Sirius is easy to spot. It’s bright, brighter than any other star you’ll see in the evening sky now. What’s more, Sirius is easy to find because the three prominent Belt stars in the constellation Orion the Hunter – three stars in a short, straight row – always point to it.
M41 lies about four degrees almost exactly south of Sirius. The cluster looks fuzzy, not like a pinpoint star. M41 can be seen with the eye alone in a dark sky. It’s likely been spotted by individuals with particularly good vision throughout human history. Sometime before 1654, the early astronomer Giovanni Battista Hodierna noticed M41 and placed it in his catalog of comets and other celestial objects. In the late 1700s, M41 was one of the objects that astronomer Charles Messier (1730-1817) thought could be mistaken for a comet. He was looking for comets, and so compiled a list of these objects to avoid in his now-famous Messier Catalog.
M41 is also sometimes called the Little Beehive, after the famous Beehive star cluster, also known as M44, in the constellation Cancer.
Both M41 and M44 are what astronomers call open star clusters. They are loose collections of stars, located in the flat disk of our Milky Way galaxy, born from a single cloud of gas and dust in space. These sibling stars still move together through space. They are very beautiful when viewed through binoculars or a small telescope.
Like most open star clusters of its type, M41 is relatively young, probably between 190 and 240 million years old. By contrast, our sun is thought to be 4 1/2 billion years old.
The cluster – whose true diameter in space covers about 25 light-years – contains about 100 stars including several red giants.
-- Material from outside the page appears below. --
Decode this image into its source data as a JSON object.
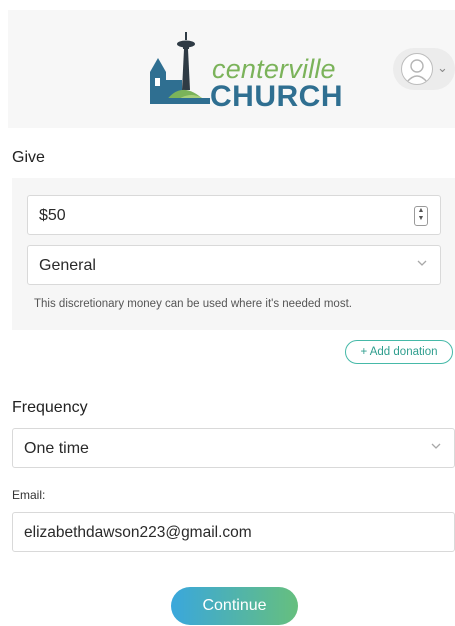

At mid-northern latitudes, Sirius and M41 stay out until roughly 4 a.m. local time at this time of year.
So enjoy Orion, the star Sirius and M41 on these January and February evenings. And by the way, there are over 100 of the so-called Messier objects or M-objects known today. Today’s amateur astronomers consider them among the most prized objects to be viewed through binoculars and small telescopes. Here’s a list of M-objects. Advanced amateurs can observe them all and can earn a Messier certificate from the Astronomical League.
Bottom line: No matter where you are on Earth, look for the sky’s brightest star, Sirius, in the month of January. If your sky is dark enough, notice the faint fuzzy object near the bright star Sirius. This object is called M41, and it’s a distant cluster of stars.